Friday, March 14, 2014

From Wired to Wireless Electricity

It just boggles my mind when I find myself surrounded by the spaghetti of wires in this age of technology. Why do we need to plug all of our gadgets and appliances to the power sockets attached on the walls? To do so, we need to keep the appliances closer to the power sockets which limit our options to arrange our rooms according to our wishes. And that must hurt the ‘interior decorator’ in us.  I always thought that why can’t we simply take the clues from the telecommunication industry that has succeeded to become wireless to a significant extent.  

So one day I came across a segment on Richard Quest’s show on CNN ‘QUEST MEANS BUSINES’. The segment featured a company named ‘WiTricity’ that is involved in the innovation of wireless electricity. I straightaway browsed their website ( and gathered the following details:

The beginnings:

WiTricity Corp. was founded in 2007 to commercialize the exciting new technology for wireless electricity invented at the Massachusetts Institute of Technology (MIT).

MIT Professor Marin Soljačić conceived the idea while staring at his cell phone on the kitchen counter. It was probably the sixth time that month that he was awakened by his mobile phone in need to be charged. At that moment, it occurred to him, “There is electricity wired all through this house, all through my office—everywhere. This phone should take care of its own charging!” But to make this possible, one would have to find a way to transfer power from the existing wired infrastructure to the cell phone, without wires. Soljačić started thinking of physical phenomena that could make this dream a reality.

To achieve wireless electricity transfer in a practical and safe way, it is necessary to use a physical phenomenon that enables the device and the power source to exchange energy with no or minimal interaction with living beings and other environmental objects. The phenomenon of strongly coupled resonators did the trick and the physical theories were developed.

Afterwards, the experimental design consisted of two copper coils was developed. One of the coils, connected to an AC power supply, was the resonant source. The other coil, the resonant capture device, was connected to a 60 watt light bulb. The power source and capture device were suspended in mid-air with nylon thread, at distances that ranged from a few centimeters to over 2.5 meters.  Not only was the light bulb illuminated, but the theoretical predictions of high efficiency over distance were proven experimentally. By placing various objects between the source and capture device, the team demonstrated how the magnetic near field can transfer power through certain materials and around metallic obstacles.

How it works:

WiTricity power sources and capture devices are specially designed magnetic resonators that efficiently transfer power over large distances via the magnetic near-field. These proprietary source and device designs and the electronic systems that control them support efficient energy transfer over distances that are many times the size of the sources/devices themselves.

Practical application:

WiTricity technology can be used to provide:

Direct Wireless Power—when all the power a device needs is provided wirelessly, and no batteries are required.
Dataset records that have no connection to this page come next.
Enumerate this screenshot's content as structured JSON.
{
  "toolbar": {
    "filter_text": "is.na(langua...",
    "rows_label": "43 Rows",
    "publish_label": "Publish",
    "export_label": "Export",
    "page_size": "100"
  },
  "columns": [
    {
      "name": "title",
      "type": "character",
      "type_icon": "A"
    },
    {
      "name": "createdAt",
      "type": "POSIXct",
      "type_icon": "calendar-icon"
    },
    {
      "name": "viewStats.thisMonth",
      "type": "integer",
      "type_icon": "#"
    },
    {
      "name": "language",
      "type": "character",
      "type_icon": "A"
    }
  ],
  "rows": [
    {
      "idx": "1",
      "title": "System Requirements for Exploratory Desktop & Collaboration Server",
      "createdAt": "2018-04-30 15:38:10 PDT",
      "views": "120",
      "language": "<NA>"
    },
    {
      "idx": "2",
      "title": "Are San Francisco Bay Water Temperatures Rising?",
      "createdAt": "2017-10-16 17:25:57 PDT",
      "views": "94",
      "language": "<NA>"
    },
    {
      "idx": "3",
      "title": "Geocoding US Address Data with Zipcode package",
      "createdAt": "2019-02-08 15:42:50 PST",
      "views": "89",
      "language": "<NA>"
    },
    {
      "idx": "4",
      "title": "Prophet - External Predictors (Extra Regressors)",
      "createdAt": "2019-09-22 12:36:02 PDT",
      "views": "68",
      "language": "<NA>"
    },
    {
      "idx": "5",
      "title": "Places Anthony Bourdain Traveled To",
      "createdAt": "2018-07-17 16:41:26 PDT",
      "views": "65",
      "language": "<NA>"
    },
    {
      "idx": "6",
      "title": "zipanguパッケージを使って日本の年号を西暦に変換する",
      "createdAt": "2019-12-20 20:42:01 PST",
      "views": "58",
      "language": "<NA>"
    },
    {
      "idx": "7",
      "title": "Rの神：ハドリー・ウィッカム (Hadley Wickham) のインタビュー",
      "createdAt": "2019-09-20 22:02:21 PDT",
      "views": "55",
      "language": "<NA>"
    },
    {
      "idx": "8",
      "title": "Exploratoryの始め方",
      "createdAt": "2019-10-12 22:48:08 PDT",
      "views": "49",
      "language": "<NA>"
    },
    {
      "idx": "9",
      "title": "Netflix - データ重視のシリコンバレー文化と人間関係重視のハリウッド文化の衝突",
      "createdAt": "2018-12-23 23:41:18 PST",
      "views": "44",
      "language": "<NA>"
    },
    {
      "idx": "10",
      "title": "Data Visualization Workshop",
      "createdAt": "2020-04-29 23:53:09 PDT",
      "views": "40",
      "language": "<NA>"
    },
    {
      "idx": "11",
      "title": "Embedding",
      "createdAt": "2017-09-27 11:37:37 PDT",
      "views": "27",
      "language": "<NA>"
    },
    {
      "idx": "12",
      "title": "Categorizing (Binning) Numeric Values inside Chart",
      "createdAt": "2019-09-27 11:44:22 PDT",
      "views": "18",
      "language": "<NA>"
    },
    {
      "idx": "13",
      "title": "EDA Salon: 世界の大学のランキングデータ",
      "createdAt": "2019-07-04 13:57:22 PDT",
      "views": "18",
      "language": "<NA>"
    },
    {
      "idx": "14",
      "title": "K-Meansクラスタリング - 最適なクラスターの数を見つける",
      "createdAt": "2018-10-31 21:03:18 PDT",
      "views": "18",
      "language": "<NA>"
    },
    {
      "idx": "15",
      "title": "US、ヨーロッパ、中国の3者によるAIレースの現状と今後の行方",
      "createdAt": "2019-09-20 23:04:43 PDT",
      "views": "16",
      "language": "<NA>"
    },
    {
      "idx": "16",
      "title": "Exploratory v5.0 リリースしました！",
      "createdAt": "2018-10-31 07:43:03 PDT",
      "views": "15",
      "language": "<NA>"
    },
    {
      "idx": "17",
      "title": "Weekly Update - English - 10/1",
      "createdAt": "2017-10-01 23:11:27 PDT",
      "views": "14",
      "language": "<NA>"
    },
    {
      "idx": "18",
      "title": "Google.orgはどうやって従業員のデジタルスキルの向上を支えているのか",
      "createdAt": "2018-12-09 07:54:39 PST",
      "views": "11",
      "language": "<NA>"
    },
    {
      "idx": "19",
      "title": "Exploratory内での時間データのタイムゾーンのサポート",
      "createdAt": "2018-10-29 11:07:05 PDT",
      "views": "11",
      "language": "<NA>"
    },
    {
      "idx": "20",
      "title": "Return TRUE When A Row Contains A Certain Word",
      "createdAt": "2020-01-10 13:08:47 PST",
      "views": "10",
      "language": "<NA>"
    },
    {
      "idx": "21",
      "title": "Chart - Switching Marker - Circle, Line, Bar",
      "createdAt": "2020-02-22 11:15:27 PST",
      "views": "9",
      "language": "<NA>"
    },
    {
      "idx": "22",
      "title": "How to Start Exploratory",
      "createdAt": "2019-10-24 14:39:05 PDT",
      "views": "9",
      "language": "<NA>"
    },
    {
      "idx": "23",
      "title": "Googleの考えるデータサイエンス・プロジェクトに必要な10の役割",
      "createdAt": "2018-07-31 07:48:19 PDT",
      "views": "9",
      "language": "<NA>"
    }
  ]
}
This mode is for a device that is always used within range of its WiTricity power source.

Automatic Wireless Charging—when a device with rechargeable batteries charges itself while still in use or at rest, without requiring a power cord or battery replacement. This mode is for a mobile device that may be used both in and out of range of its WiTricity power source.

So now we can say that the wireless electricity is here and soon we will be able to live in a wire-free world. I hope our future generations will not even have any idea about these wires.

Note: The technical parts of the content has been taken from WiTricity website (